Exercise goal
Would you please state how many lines in the entries contain the word "asrCor"? Only the number should be given.

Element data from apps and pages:
______

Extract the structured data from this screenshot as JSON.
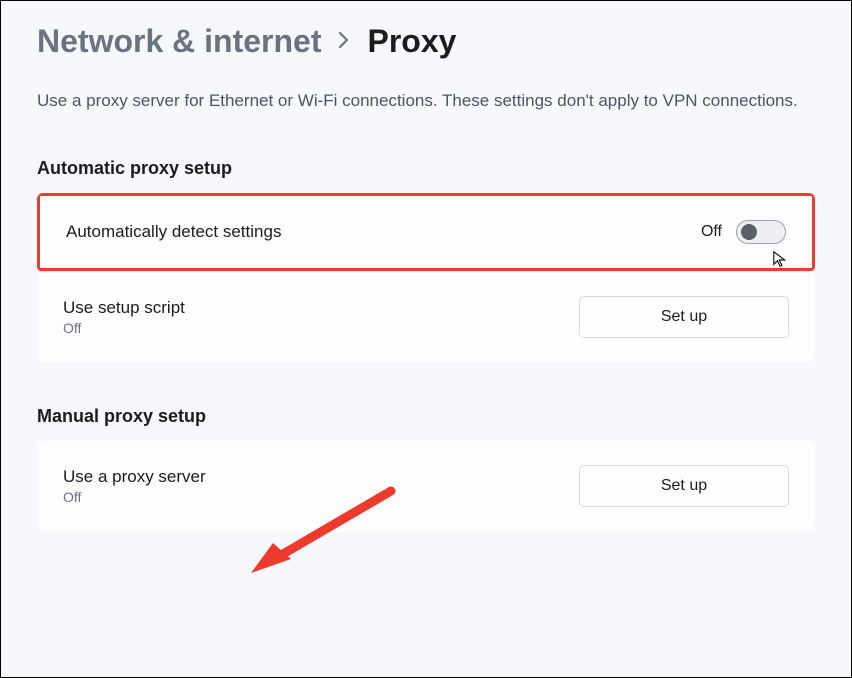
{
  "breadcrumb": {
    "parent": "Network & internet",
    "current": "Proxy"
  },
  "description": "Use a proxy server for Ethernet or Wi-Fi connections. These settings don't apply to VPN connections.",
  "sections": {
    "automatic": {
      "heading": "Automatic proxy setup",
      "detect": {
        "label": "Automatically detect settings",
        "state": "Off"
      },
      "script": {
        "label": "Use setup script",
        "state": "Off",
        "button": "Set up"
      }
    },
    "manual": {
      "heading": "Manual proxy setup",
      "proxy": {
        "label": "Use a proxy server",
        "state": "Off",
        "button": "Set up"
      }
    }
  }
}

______

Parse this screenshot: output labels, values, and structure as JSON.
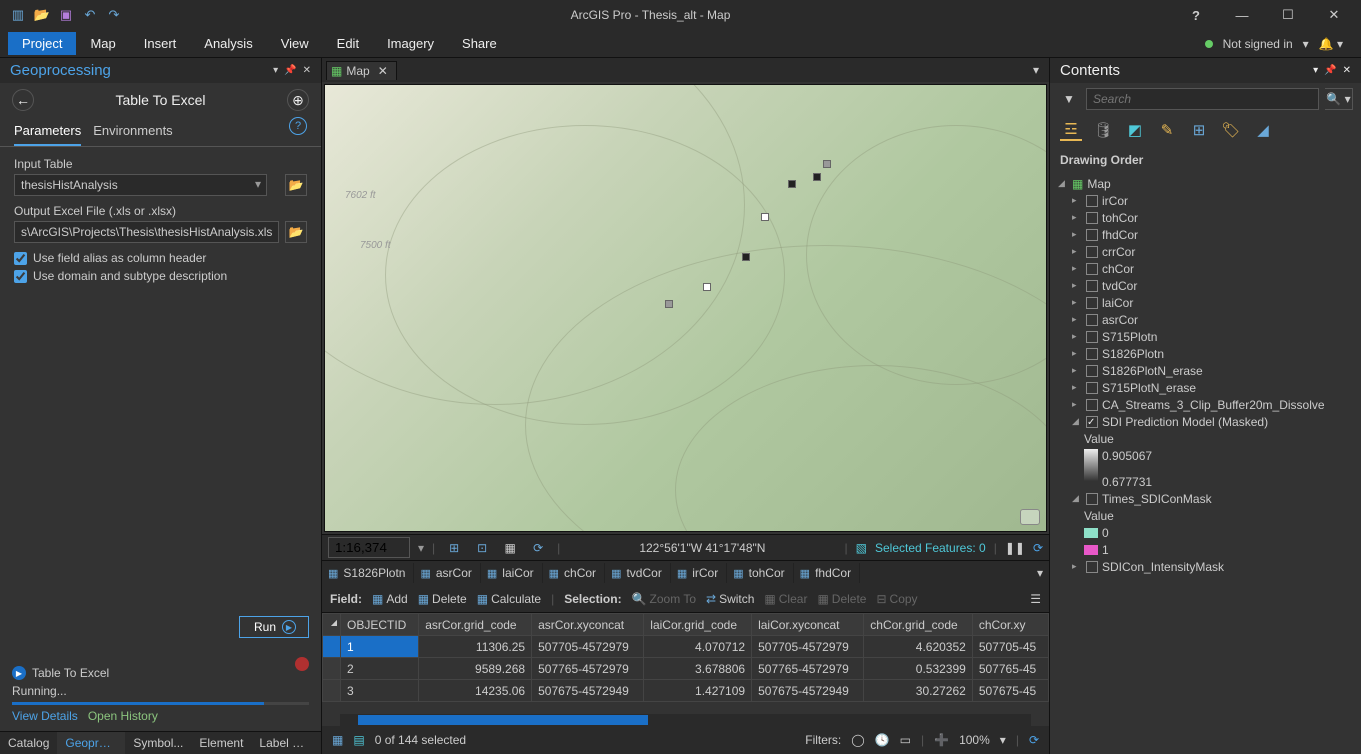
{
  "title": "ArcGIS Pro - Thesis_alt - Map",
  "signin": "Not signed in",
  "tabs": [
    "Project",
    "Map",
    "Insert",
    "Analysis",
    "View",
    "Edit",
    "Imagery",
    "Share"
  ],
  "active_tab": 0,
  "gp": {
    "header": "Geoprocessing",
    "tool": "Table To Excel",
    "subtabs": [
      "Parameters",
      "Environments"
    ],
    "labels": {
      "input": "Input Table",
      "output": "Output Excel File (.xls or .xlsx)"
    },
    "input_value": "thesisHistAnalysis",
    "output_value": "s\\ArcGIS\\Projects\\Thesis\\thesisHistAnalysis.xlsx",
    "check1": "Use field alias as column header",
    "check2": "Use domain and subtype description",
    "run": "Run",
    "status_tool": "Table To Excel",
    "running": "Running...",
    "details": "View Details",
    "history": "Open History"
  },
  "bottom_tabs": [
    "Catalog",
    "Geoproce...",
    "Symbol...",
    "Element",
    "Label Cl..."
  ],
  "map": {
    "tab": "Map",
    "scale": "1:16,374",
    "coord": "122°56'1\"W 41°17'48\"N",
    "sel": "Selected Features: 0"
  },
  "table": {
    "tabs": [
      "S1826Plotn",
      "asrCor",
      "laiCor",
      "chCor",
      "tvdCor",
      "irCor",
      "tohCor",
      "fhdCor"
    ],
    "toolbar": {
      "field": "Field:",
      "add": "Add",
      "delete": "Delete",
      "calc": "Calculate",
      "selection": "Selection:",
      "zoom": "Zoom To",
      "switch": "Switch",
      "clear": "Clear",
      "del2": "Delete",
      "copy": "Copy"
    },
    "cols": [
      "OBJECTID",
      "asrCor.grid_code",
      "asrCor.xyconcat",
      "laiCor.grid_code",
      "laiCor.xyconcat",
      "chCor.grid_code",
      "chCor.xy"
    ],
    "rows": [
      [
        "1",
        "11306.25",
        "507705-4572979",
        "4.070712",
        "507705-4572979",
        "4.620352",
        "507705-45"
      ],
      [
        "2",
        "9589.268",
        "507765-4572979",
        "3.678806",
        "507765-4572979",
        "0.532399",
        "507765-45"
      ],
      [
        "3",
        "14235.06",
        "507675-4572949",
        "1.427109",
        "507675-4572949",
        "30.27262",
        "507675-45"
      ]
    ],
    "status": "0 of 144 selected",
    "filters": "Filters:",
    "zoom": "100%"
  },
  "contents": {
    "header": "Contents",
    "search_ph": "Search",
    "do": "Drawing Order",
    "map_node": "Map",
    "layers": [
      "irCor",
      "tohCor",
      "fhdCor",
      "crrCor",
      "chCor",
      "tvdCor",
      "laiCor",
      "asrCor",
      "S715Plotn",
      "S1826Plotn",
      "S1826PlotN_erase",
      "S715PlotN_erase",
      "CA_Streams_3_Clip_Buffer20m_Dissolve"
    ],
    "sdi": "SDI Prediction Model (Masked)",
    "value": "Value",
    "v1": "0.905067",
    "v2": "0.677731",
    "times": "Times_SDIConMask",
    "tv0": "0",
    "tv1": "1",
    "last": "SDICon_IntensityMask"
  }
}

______

Exercise result
4